» REQUIRED ACTION: A verbatim printing of the entries that follow is needed; pictures must not appear in it.

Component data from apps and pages
'''

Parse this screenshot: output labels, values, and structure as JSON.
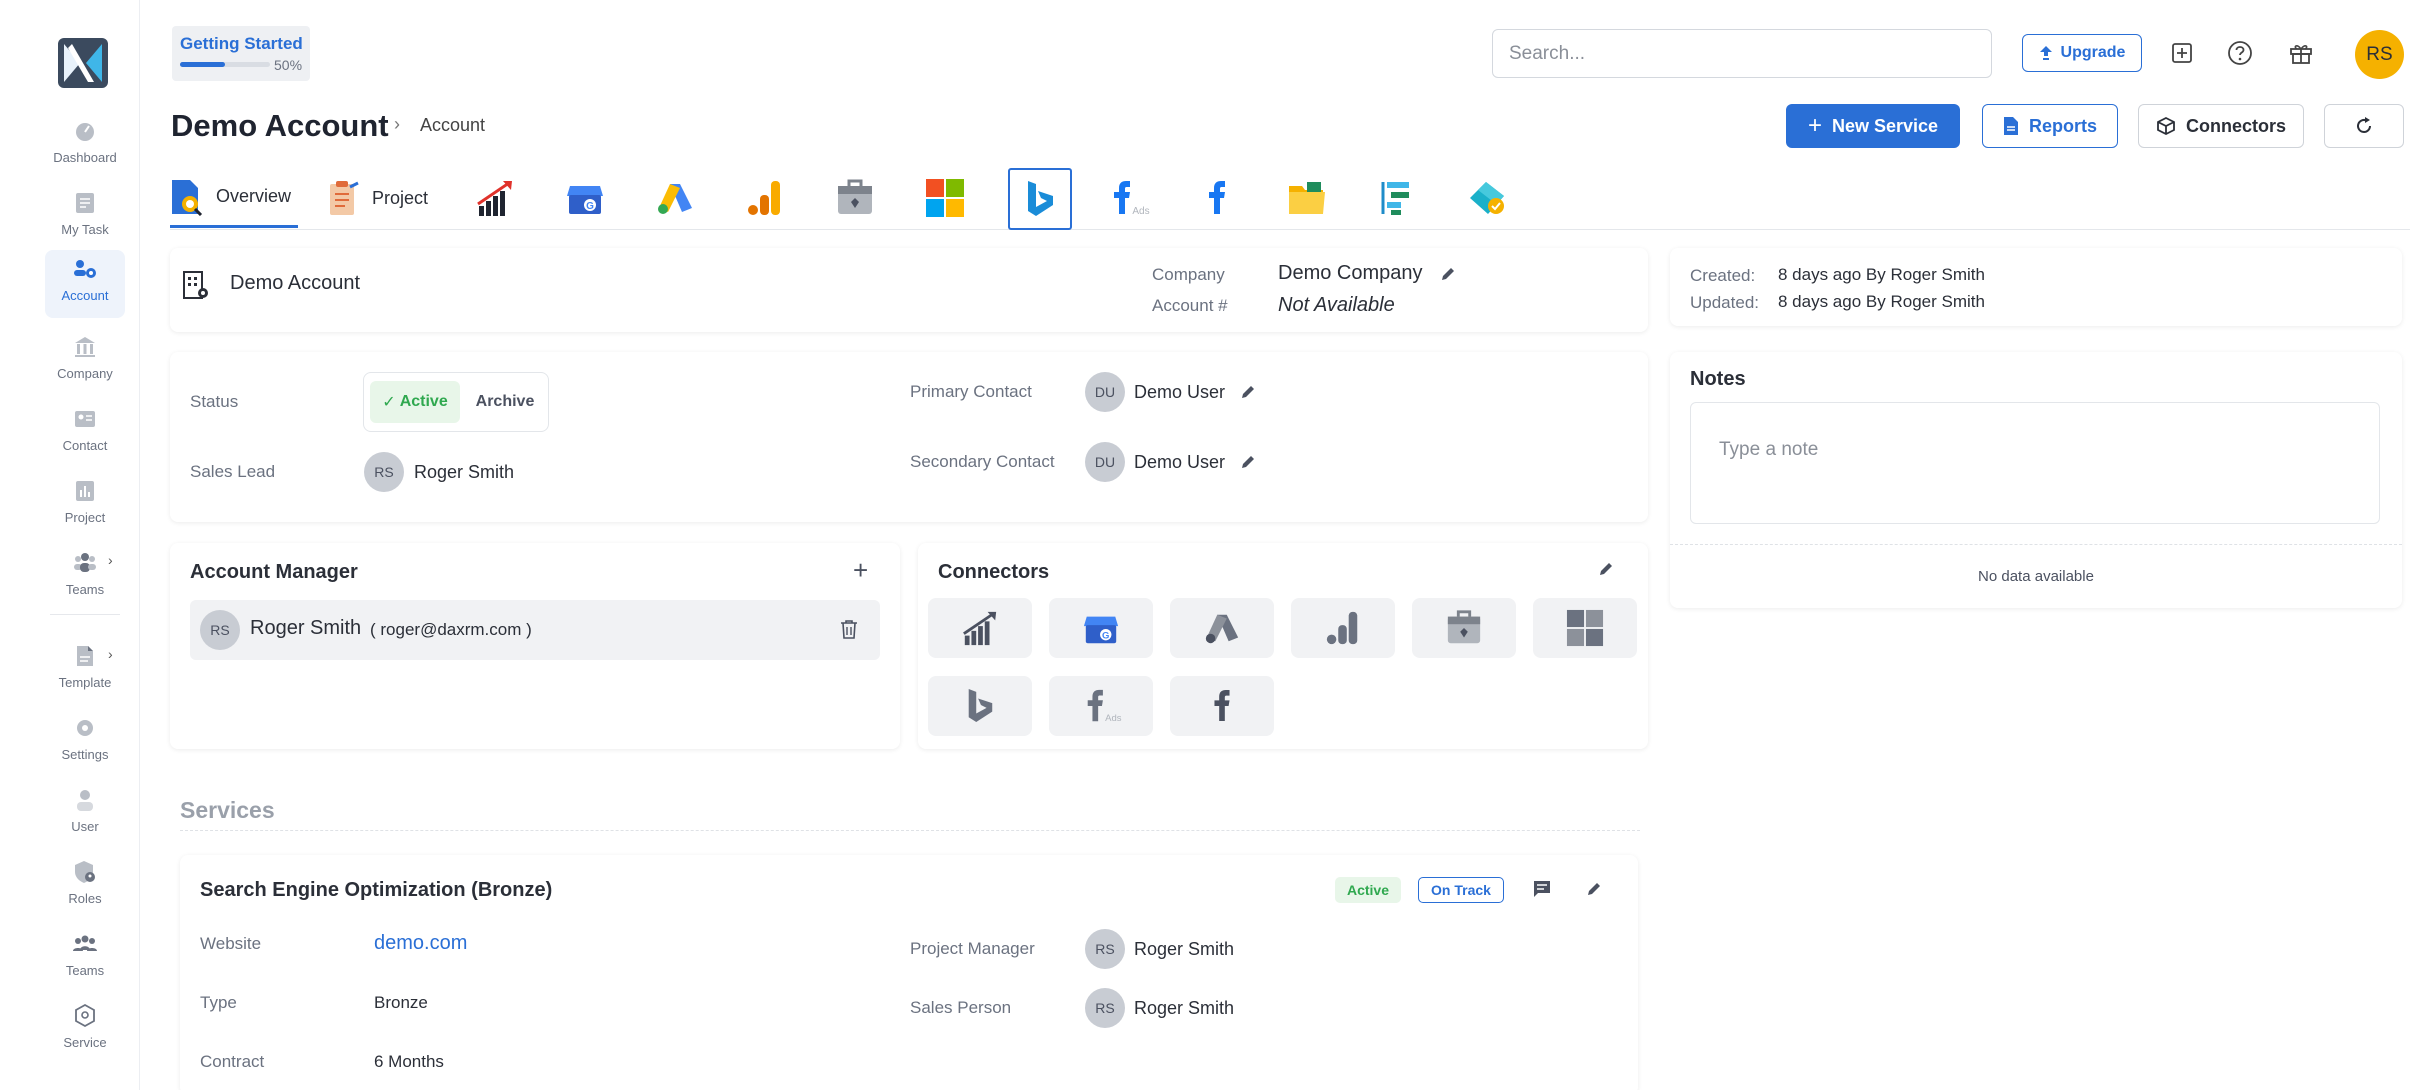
{
  "sidebar": {
    "items": [
      {
        "label": "Dashboard",
        "icon": "dashboard-icon"
      },
      {
        "label": "My Task",
        "icon": "task-icon"
      },
      {
        "label": "Account",
        "icon": "account-icon"
      },
      {
        "label": "Company",
        "icon": "company-icon"
      },
      {
        "label": "Contact",
        "icon": "contact-icon"
      },
      {
        "label": "Project",
        "icon": "project-icon"
      },
      {
        "label": "Teams",
        "icon": "teams-icon"
      },
      {
        "label": "Template",
        "icon": "template-icon"
      },
      {
        "label": "Settings",
        "icon": "settings-icon"
      },
      {
        "label": "User",
        "icon": "user-icon"
      },
      {
        "label": "Roles",
        "icon": "roles-icon"
      },
      {
        "label": "Teams",
        "icon": "teams-icon"
      },
      {
        "label": "Service",
        "icon": "service-icon"
      }
    ],
    "active_item": "Account"
  },
  "getting_started": {
    "label": "Getting Started",
    "progress": 0.5,
    "percent_label": "50%"
  },
  "header": {
    "search_placeholder": "Search...",
    "upgrade_label": "Upgrade",
    "avatar_initials": "RS"
  },
  "page": {
    "title": "Demo Account",
    "breadcrumb": "Account",
    "new_service_label": "New Service",
    "reports_label": "Reports",
    "connectors_label": "Connectors"
  },
  "tabs": [
    {
      "label": "Overview",
      "icon": "overview-icon",
      "active": true
    },
    {
      "label": "Project",
      "icon": "project-clipboard-icon"
    },
    {
      "label": "",
      "icon": "growth-chart-icon"
    },
    {
      "label": "",
      "icon": "google-business-icon"
    },
    {
      "label": "",
      "icon": "google-ads-icon"
    },
    {
      "label": "",
      "icon": "google-analytics-icon"
    },
    {
      "label": "",
      "icon": "search-console-icon"
    },
    {
      "label": "",
      "icon": "microsoft-icon"
    },
    {
      "label": "",
      "icon": "bing-icon"
    },
    {
      "label": "",
      "icon": "facebook-ads-icon"
    },
    {
      "label": "",
      "icon": "facebook-icon"
    },
    {
      "label": "",
      "icon": "folder-icon"
    },
    {
      "label": "",
      "icon": "tasks-list-icon"
    },
    {
      "label": "",
      "icon": "data-studio-icon"
    }
  ],
  "account_card": {
    "name": "Demo Account",
    "company_label": "Company",
    "company_value": "Demo Company",
    "account_no_label": "Account #",
    "account_no_value": "Not Available"
  },
  "meta": {
    "created_label": "Created:",
    "created_value": "8 days ago By Roger Smith",
    "updated_label": "Updated:",
    "updated_value": "8 days ago By Roger Smith"
  },
  "details": {
    "status_label": "Status",
    "status_active": "Active",
    "status_archive": "Archive",
    "sales_lead_label": "Sales Lead",
    "sales_lead_initials": "RS",
    "sales_lead_name": "Roger Smith",
    "primary_contact_label": "Primary Contact",
    "primary_contact_initials": "DU",
    "primary_contact_name": "Demo User",
    "secondary_contact_label": "Secondary Contact",
    "secondary_contact_initials": "DU",
    "secondary_contact_name": "Demo User"
  },
  "notes": {
    "title": "Notes",
    "placeholder": "Type a note",
    "empty_text": "No data available"
  },
  "account_manager": {
    "title": "Account Manager",
    "initials": "RS",
    "name": "Roger Smith",
    "email": "( roger@daxrm.com )"
  },
  "connectors_card": {
    "title": "Connectors",
    "items": [
      "growth-chart-icon",
      "google-business-icon",
      "google-ads-icon",
      "google-analytics-icon",
      "search-console-icon",
      "microsoft-icon",
      "bing-icon",
      "facebook-ads-icon",
      "facebook-icon"
    ]
  },
  "services": {
    "section_title": "Services",
    "service": {
      "name": "Search Engine Optimization (Bronze)",
      "status_badge": "Active",
      "track_badge": "On Track",
      "website_label": "Website",
      "website_value": "demo.com",
      "type_label": "Type",
      "type_value": "Bronze",
      "contract_label": "Contract",
      "contract_value": "6 Months",
      "pm_label": "Project Manager",
      "pm_initials": "RS",
      "pm_name": "Roger Smith",
      "sp_label": "Sales Person",
      "sp_initials": "RS",
      "sp_name": "Roger Smith"
    }
  },
  "colors": {
    "accent": "#2a6fd6",
    "success": "#2fa84f",
    "avatar": "#f5b100"
  }
}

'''

» RESPONSE TO THIS TASK:
Parse this screenshot: output labels, values, and structure as JSON.
{
  "sidebar": {
    "items": [
      {
        "label": "Dashboard",
        "icon": "dashboard-icon"
      },
      {
        "label": "My Task",
        "icon": "task-icon"
      },
      {
        "label": "Account",
        "icon": "account-icon"
      },
      {
        "label": "Company",
        "icon": "company-icon"
      },
      {
        "label": "Contact",
        "icon": "contact-icon"
      },
      {
        "label": "Project",
        "icon": "project-icon"
      },
      {
        "label": "Teams",
        "icon": "teams-icon"
      },
      {
        "label": "Template",
        "icon": "template-icon"
      },
      {
        "label": "Settings",
        "icon": "settings-icon"
      },
      {
        "label": "User",
        "icon": "user-icon"
      },
      {
        "label": "Roles",
        "icon": "roles-icon"
      },
      {
        "label": "Teams",
        "icon": "teams-icon"
      },
      {
        "label": "Service",
        "icon": "service-icon"
      }
    ],
    "active_item": "Account"
  },
  "getting_started": {
    "label": "Getting Started",
    "progress": 0.5,
    "percent_label": "50%"
  },
  "header": {
    "search_placeholder": "Search...",
    "upgrade_label": "Upgrade",
    "avatar_initials": "RS"
  },
  "page": {
    "title": "Demo Account",
    "breadcrumb": "Account",
    "new_service_label": "New Service",
    "reports_label": "Reports",
    "connectors_label": "Connectors"
  },
  "tabs": [
    {
      "label": "Overview",
      "icon": "overview-icon",
      "active": true
    },
    {
      "label": "Project",
      "icon": "project-clipboard-icon"
    },
    {
      "label": "",
      "icon": "growth-chart-icon"
    },
    {
      "label": "",
      "icon": "google-business-icon"
    },
    {
      "label": "",
      "icon": "google-ads-icon"
    },
    {
      "label": "",
      "icon": "google-analytics-icon"
    },
    {
      "label": "",
      "icon": "search-console-icon"
    },
    {
      "label": "",
      "icon": "microsoft-icon"
    },
    {
      "label": "",
      "icon": "bing-icon"
    },
    {
      "label": "",
      "icon": "facebook-ads-icon"
    },
    {
      "label": "",
      "icon": "facebook-icon"
    },
    {
      "label": "",
      "icon": "folder-icon"
    },
    {
      "label": "",
      "icon": "tasks-list-icon"
    },
    {
      "label": "",
      "icon": "data-studio-icon"
    }
  ],
  "account_card": {
    "name": "Demo Account",
    "company_label": "Company",
    "company_value": "Demo Company",
    "account_no_label": "Account #",
    "account_no_value": "Not Available"
  },
  "meta": {
    "created_label": "Created:",
    "created_value": "8 days ago By Roger Smith",
    "updated_label": "Updated:",
    "updated_value": "8 days ago By Roger Smith"
  },
  "details": {
    "status_label": "Status",
    "status_active": "Active",
    "status_archive": "Archive",
    "sales_lead_label": "Sales Lead",
    "sales_lead_initials": "RS",
    "sales_lead_name": "Roger Smith",
    "primary_contact_label": "Primary Contact",
    "primary_contact_initials": "DU",
    "primary_contact_name": "Demo User",
    "secondary_contact_label": "Secondary Contact",
    "secondary_contact_initials": "DU",
    "secondary_contact_name": "Demo User"
  },
  "notes": {
    "title": "Notes",
    "placeholder": "Type a note",
    "empty_text": "No data available"
  },
  "account_manager": {
    "title": "Account Manager",
    "initials": "RS",
    "name": "Roger Smith",
    "email": "( roger@daxrm.com )"
  },
  "connectors_card": {
    "title": "Connectors",
    "items": [
      "growth-chart-icon",
      "google-business-icon",
      "google-ads-icon",
      "google-analytics-icon",
      "search-console-icon",
      "microsoft-icon",
      "bing-icon",
      "facebook-ads-icon",
      "facebook-icon"
    ]
  },
  "services": {
    "section_title": "Services",
    "service": {
      "name": "Search Engine Optimization (Bronze)",
      "status_badge": "Active",
      "track_badge": "On Track",
      "website_label": "Website",
      "website_value": "demo.com",
      "type_label": "Type",
      "type_value": "Bronze",
      "contract_label": "Contract",
      "contract_value": "6 Months",
      "pm_label": "Project Manager",
      "pm_initials": "RS",
      "pm_name": "Roger Smith",
      "sp_label": "Sales Person",
      "sp_initials": "RS",
      "sp_name": "Roger Smith"
    }
  },
  "colors": {
    "accent": "#2a6fd6",
    "success": "#2fa84f",
    "avatar": "#f5b100"
  }
}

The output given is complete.